### What you have to do
Could you reproduce all the entries under this sentence exactly, leaving the images aside?

##### Records supplied

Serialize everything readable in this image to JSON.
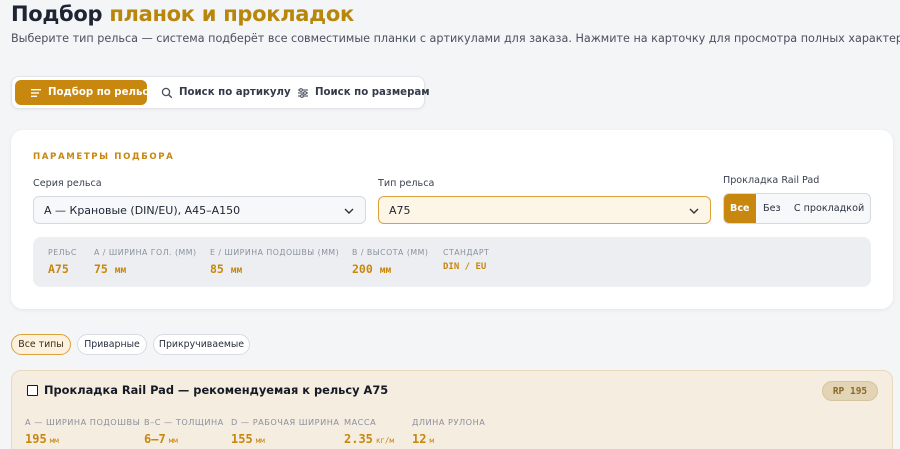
{
  "header": {
    "title_main": "Подбор",
    "title_accent": "планок и прокладок",
    "subtitle": "Выберите тип рельса — система подберёт все совместимые планки с артикулами для заказа. Нажмите на карточку для просмотра полных характеристик."
  },
  "mode_tabs": [
    {
      "label": "Подбор по рельсу",
      "icon": "list-icon",
      "active": true
    },
    {
      "label": "Поиск по артикулу",
      "icon": "search-icon",
      "active": false
    },
    {
      "label": "Поиск по размерам",
      "icon": "sliders-icon",
      "active": false
    }
  ],
  "params": {
    "section_label": "ПАРАМЕТРЫ ПОДБОРА",
    "series_label": "Серия рельса",
    "series_value": "A — Крановые (DIN/EU), A45–A150",
    "type_label": "Тип рельса",
    "type_value": "A75",
    "pad_label": "Прокладка Rail Pad",
    "pad_options": [
      "Все",
      "Без",
      "С прокладкой"
    ],
    "pad_selected": "Все",
    "specs": [
      {
        "label": "РЕЛЬС",
        "value": "A75",
        "unit": ""
      },
      {
        "label": "A / ШИРИНА ГОЛ. (ММ)",
        "value": "75",
        "unit": "мм"
      },
      {
        "label": "E / ШИРИНА ПОДОШВЫ (ММ)",
        "value": "85",
        "unit": "мм"
      },
      {
        "label": "B / ВЫСОТА (ММ)",
        "value": "200",
        "unit": "мм"
      },
      {
        "label": "СТАНДАРТ",
        "value": "DIN / EU",
        "unit": ""
      }
    ]
  },
  "type_filter": {
    "chips": [
      "Все типы",
      "Приварные",
      "Прикручиваемые"
    ],
    "selected": "Все типы"
  },
  "result": {
    "title": "Прокладка Rail Pad — рекомендуемая к рельсу A75",
    "badge": "RP 195",
    "specs": [
      {
        "label": "A — ШИРИНА ПОДОШВЫ",
        "value": "195",
        "unit": "мм"
      },
      {
        "label": "B–C — ТОЛЩИНА",
        "value": "6–7",
        "unit": "мм"
      },
      {
        "label": "D — РАБОЧАЯ ШИРИНА",
        "value": "155",
        "unit": "мм"
      },
      {
        "label": "МАССА",
        "value": "2.35",
        "unit": "кг/м"
      },
      {
        "label": "ДЛИНА РУЛОНА",
        "value": "12",
        "unit": "м"
      }
    ]
  },
  "colors": {
    "accent": "#c8870e",
    "background": "#f4f5f7",
    "result_bg": "#f6ede1"
  }
}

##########

### Your response
Serialize everything readable in this image to JSON.
{
  "header": {
    "title_main": "Подбор",
    "title_accent": "планок и прокладок",
    "subtitle": "Выберите тип рельса — система подберёт все совместимые планки с артикулами для заказа. Нажмите на карточку для просмотра полных характеристик."
  },
  "mode_tabs": [
    {
      "label": "Подбор по рельсу",
      "icon": "list-icon",
      "active": true
    },
    {
      "label": "Поиск по артикулу",
      "icon": "search-icon",
      "active": false
    },
    {
      "label": "Поиск по размерам",
      "icon": "sliders-icon",
      "active": false
    }
  ],
  "params": {
    "section_label": "ПАРАМЕТРЫ ПОДБОРА",
    "series_label": "Серия рельса",
    "series_value": "A — Крановые (DIN/EU), A45–A150",
    "type_label": "Тип рельса",
    "type_value": "A75",
    "pad_label": "Прокладка Rail Pad",
    "pad_options": [
      "Все",
      "Без",
      "С прокладкой"
    ],
    "pad_selected": "Все",
    "specs": [
      {
        "label": "РЕЛЬС",
        "value": "A75",
        "unit": ""
      },
      {
        "label": "A / ШИРИНА ГОЛ. (ММ)",
        "value": "75",
        "unit": "мм"
      },
      {
        "label": "E / ШИРИНА ПОДОШВЫ (ММ)",
        "value": "85",
        "unit": "мм"
      },
      {
        "label": "B / ВЫСОТА (ММ)",
        "value": "200",
        "unit": "мм"
      },
      {
        "label": "СТАНДАРТ",
        "value": "DIN / EU",
        "unit": ""
      }
    ]
  },
  "type_filter": {
    "chips": [
      "Все типы",
      "Приварные",
      "Прикручиваемые"
    ],
    "selected": "Все типы"
  },
  "result": {
    "title": "Прокладка Rail Pad — рекомендуемая к рельсу A75",
    "badge": "RP 195",
    "specs": [
      {
        "label": "A — ШИРИНА ПОДОШВЫ",
        "value": "195",
        "unit": "мм"
      },
      {
        "label": "B–C — ТОЛЩИНА",
        "value": "6–7",
        "unit": "мм"
      },
      {
        "label": "D — РАБОЧАЯ ШИРИНА",
        "value": "155",
        "unit": "мм"
      },
      {
        "label": "МАССА",
        "value": "2.35",
        "unit": "кг/м"
      },
      {
        "label": "ДЛИНА РУЛОНА",
        "value": "12",
        "unit": "м"
      }
    ]
  },
  "colors": {
    "accent": "#c8870e",
    "background": "#f4f5f7",
    "result_bg": "#f6ede1"
  }
}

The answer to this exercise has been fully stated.